The chaos and anarchy of the last days of the Third Reich offer a glimpse at what Armageddon may be like. Rampant lawlessness, summary executions, overwhelming terror — and that’s before the enemy even shows up.
Such is the world rendered in “The Captain” by Robert Schwentke (“RED,” 2010 and “R.I.P.D,” 2013) in his adaptation of the true story of Willi Herold (Max Hubacher ), the so-called “Executioner of Emsland” (the region in northwest Germany where the events took place).
Shot in low contrast black-and-white, punctuated by close-ups and long shots of figures in a desolate landscape, the film’s first half presents a convincing portrayal of the breakdown of civilization. But the second half exaggerates the story’s intrinsic irony and absurdity into a crudely sardonic farce that offers little insight into what turns ordinary people into monsters — a theme as relevant today as it was in April 1945.
That’s when the 19-year-old Herold’s story begins. A deserter — wretched, ragged, and mud-caked — he flees a truck full of drunken German soldiers taking pot shots at him. Luckily, he not only escapes but comes across an abandoned staff car in which he finds a Luftwaffe captain’s uniform. He puts it on, assumes a haughty attitude, and that’s enough to convince most people of his authority, with the rest buying into his deception for their own ulterior motives.

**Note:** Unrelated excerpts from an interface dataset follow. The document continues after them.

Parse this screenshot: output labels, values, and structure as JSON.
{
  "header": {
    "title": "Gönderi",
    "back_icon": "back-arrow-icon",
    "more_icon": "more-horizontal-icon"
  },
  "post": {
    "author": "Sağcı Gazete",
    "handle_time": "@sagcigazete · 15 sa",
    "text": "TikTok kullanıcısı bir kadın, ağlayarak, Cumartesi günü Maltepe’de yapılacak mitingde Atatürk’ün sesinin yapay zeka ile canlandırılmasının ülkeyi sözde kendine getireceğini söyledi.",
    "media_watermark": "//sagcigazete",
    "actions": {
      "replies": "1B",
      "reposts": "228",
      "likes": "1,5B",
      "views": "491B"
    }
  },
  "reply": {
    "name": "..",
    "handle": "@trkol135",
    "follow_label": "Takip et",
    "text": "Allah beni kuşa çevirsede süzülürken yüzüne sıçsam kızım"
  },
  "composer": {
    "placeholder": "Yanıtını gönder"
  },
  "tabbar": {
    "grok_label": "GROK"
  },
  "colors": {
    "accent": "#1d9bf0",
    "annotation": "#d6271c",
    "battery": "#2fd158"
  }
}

Thus self-commissioned, he commandeers the stragglers he encounters to form Task Force Herold, claiming orders from the Fuehrer himself, with the vague mission to check out morale on the home front. His recruits include Freytag (Milan Peschel), a “Good Soldier Švejk”-like figure who serves as a barometer of common decency, and Kipinski (Frederick Lau), Freytag’s antithesis and the embodiment of barbarism.
Up to this point Herold is a sympathetic character, a rogue who flaunts authority like Gogol’s Inspector General. Then the mood darkens and grows murky when he commits his first murder to prove his credentials. However, the transition from scrappy survivor to cold-blooded killer passes quickly and without much soul-searching, Herold’s ambivalence is limited to the symbolism of Kipinski smiling slyly and Freytag frowning in dismay.
Not much insight there into how the unthinkable becomes routine. Instead, an underlying carnivalesque tone prevails when Herold manages to finagle his way into running a prison camp for deserters. What results is an unlikely cross between “Hogan’s Heroes” and “Grand Illusion” (1937) — that is, until Task Force Herold starts executing people with an anti-aircraft gun.
Though he belabors the obvious and sensationalizes the carnage and sadism, Schwentke is dealing with some relevant issues. He demonstrates the ease with which society can slip into fascism and an acceptance of atrocities (a message he undermines with an off-key end credits coda set in the present day). He also explores the possibility that tyranny is just a kind of play-acting, the catch being, as Kurt Vonnegut writes in his 1961 novel “Mother Night,” “We are what we pretend to be.” “The Captain” pretends to be a serious movie about the banality of evil; sometimes, despite itself, it is.
Written and directed by Robert Schwentke. Starring Max Hubacher, Milan Peschel, Frederick Lau. At Kendall Square. 118 minutes. Unrated (as R: black-comic atrocities). In German, with subtitles.